Problem requirements —
How many lines in these records include the string "rutube"? Reply with that number alone.

------ Records to use

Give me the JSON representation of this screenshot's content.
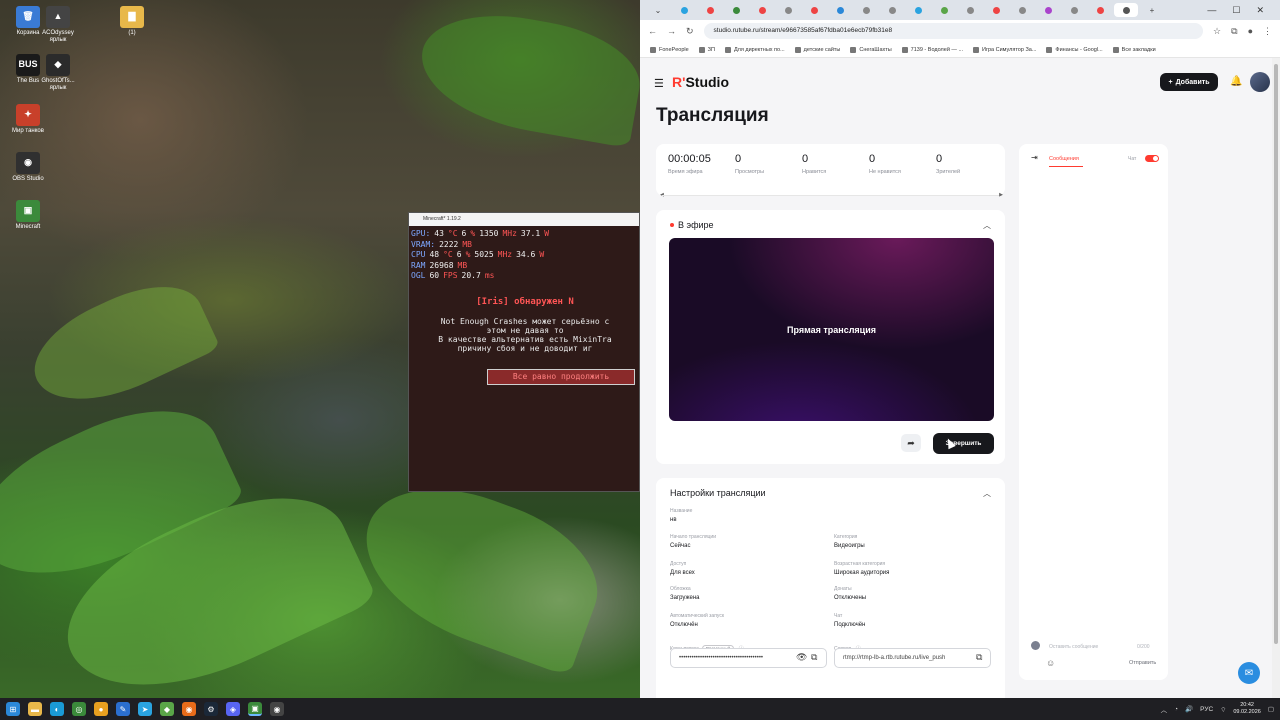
{
  "desktop": {
    "icons": [
      {
        "label": "Корзина",
        "color": "#3a7bd5",
        "glyph": "🗑"
      },
      {
        "label": "ACOdyssey ярлык",
        "color": "#444444",
        "glyph": "▲"
      },
      {
        "label": "(1)",
        "color": "#e8b84a",
        "glyph": "▇"
      },
      {
        "label": "The Bus",
        "color": "#1a1a1a",
        "glyph": "BUS"
      },
      {
        "label": "GhostOfTs... ярлык",
        "color": "#2b2b2b",
        "glyph": "◆"
      },
      {
        "label": "Мир танков",
        "color": "#c8402a",
        "glyph": "✦"
      },
      {
        "label": "OBS Studio",
        "color": "#303030",
        "glyph": "◉"
      },
      {
        "label": "Minecraft",
        "color": "#3b8a3b",
        "glyph": "▣"
      }
    ]
  },
  "minecraft": {
    "title": "Minecraft* 1.19.2",
    "stats": [
      {
        "k": "GPU:",
        "a": "43",
        "au": "°C",
        "b": "6",
        "bu": "%",
        "c": "1350",
        "cu": "MHz",
        "d": "37.1",
        "du": "W"
      },
      {
        "k": "VRAM:",
        "a": "2222",
        "au": "MB",
        "b": "",
        "bu": "",
        "c": "",
        "cu": "",
        "d": "",
        "du": ""
      },
      {
        "k": "CPU",
        "a": "48",
        "au": "°C",
        "b": "6",
        "bu": "%",
        "c": "5025",
        "cu": "MHz",
        "d": "34.6",
        "du": "W"
      },
      {
        "k": "RAM",
        "a": "26968",
        "au": "MB",
        "b": "",
        "bu": "",
        "c": "",
        "cu": "",
        "d": "",
        "du": ""
      },
      {
        "k": "OGL",
        "a": "60",
        "au": "FPS",
        "b": "20.7",
        "bu": "ms",
        "c": "",
        "cu": "",
        "d": "",
        "du": ""
      }
    ],
    "error_title": "[Iris] обнаружен N",
    "error_lines": [
      "Not Enough Crashes может серьёзно с",
      "этом не давая то",
      "В качестве альтернатив есть MixinTra",
      "причину сбоя и не доводит иг"
    ],
    "button": "Все равно продолжить"
  },
  "browser": {
    "tabs_count": 18,
    "url": "studio.rutube.ru/stream/e96673585af67fdba01e6ecb79fb31e8",
    "bookmarks": [
      "FonePeople",
      "ЗП",
      "Для директных по...",
      "детские сайты",
      "СнегаШахты",
      "7139 - Водолей — ...",
      "Игра Симулятор За...",
      "Финансы - Googl...",
      "Все закладки"
    ],
    "window_controls": [
      "—",
      "☐",
      "✕"
    ]
  },
  "studio": {
    "logo_prefix": "R'",
    "logo_name": "Studio",
    "add_button": "Добавить",
    "page_title": "Трансляция",
    "stats": [
      {
        "value": "00:00:05",
        "label": "Время эфира"
      },
      {
        "value": "0",
        "label": "Просмотры"
      },
      {
        "value": "0",
        "label": "Нравится"
      },
      {
        "value": "0",
        "label": "Не нравится"
      },
      {
        "value": "0",
        "label": "Зрителей"
      }
    ],
    "live_label": "В эфире",
    "player_text": "Прямая трансляция",
    "finish_button": "Завершить",
    "settings_title": "Настройки трансляции",
    "settings": {
      "name_label": "Название",
      "name_value": "нв",
      "start_label": "Начало трансляции",
      "start_value": "Сейчас",
      "category_label": "Категория",
      "category_value": "Видеоигры",
      "access_label": "Доступ",
      "access_value": "Для всех",
      "age_label": "Возрастная категория",
      "age_value": "Широкая аудитория",
      "cover_label": "Обложка",
      "cover_value": "Загружена",
      "donations_label": "Донаты",
      "donations_value": "Отключены",
      "autorec_label": "Автоматический запуск",
      "autorec_value": "Отключён",
      "chat_label": "Чат",
      "chat_value": "Подключён",
      "key_label": "Ключ потока",
      "key_badge": "Временный",
      "key_value": "••••••••••••••••••••••••••••••••••••••••",
      "server_label": "Сервер",
      "server_value": "rtmp://rtmp-lb-a.rtb.rutube.ru/live_push"
    },
    "chat": {
      "tab": "Сообщения",
      "chat_label": "Чат",
      "placeholder": "Оставить сообщение",
      "counter": "0/200",
      "send": "Отправить"
    }
  },
  "taskbar": {
    "apps": [
      {
        "glyph": "⊞",
        "color": "#2b88d8"
      },
      {
        "glyph": "▬",
        "color": "#e8b84a"
      },
      {
        "glyph": "◐",
        "color": "#1a9ad6"
      },
      {
        "glyph": "◎",
        "color": "#3b8a3b"
      },
      {
        "glyph": "●",
        "color": "#e8a020"
      },
      {
        "glyph": "✎",
        "color": "#2b6fcf"
      },
      {
        "glyph": "➤",
        "color": "#2aa3e0"
      },
      {
        "glyph": "◆",
        "color": "#5aa548"
      },
      {
        "glyph": "◉",
        "color": "#e86c1a"
      },
      {
        "glyph": "⚙",
        "color": "#1b2838"
      },
      {
        "glyph": "◈",
        "color": "#5865f2"
      },
      {
        "glyph": "▣",
        "color": "#3b8a3b"
      },
      {
        "glyph": "◉",
        "color": "#444444"
      }
    ],
    "lang": "РУС",
    "time": "20:42",
    "date": "09.02.2026"
  }
}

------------

Answer for this exercise —
2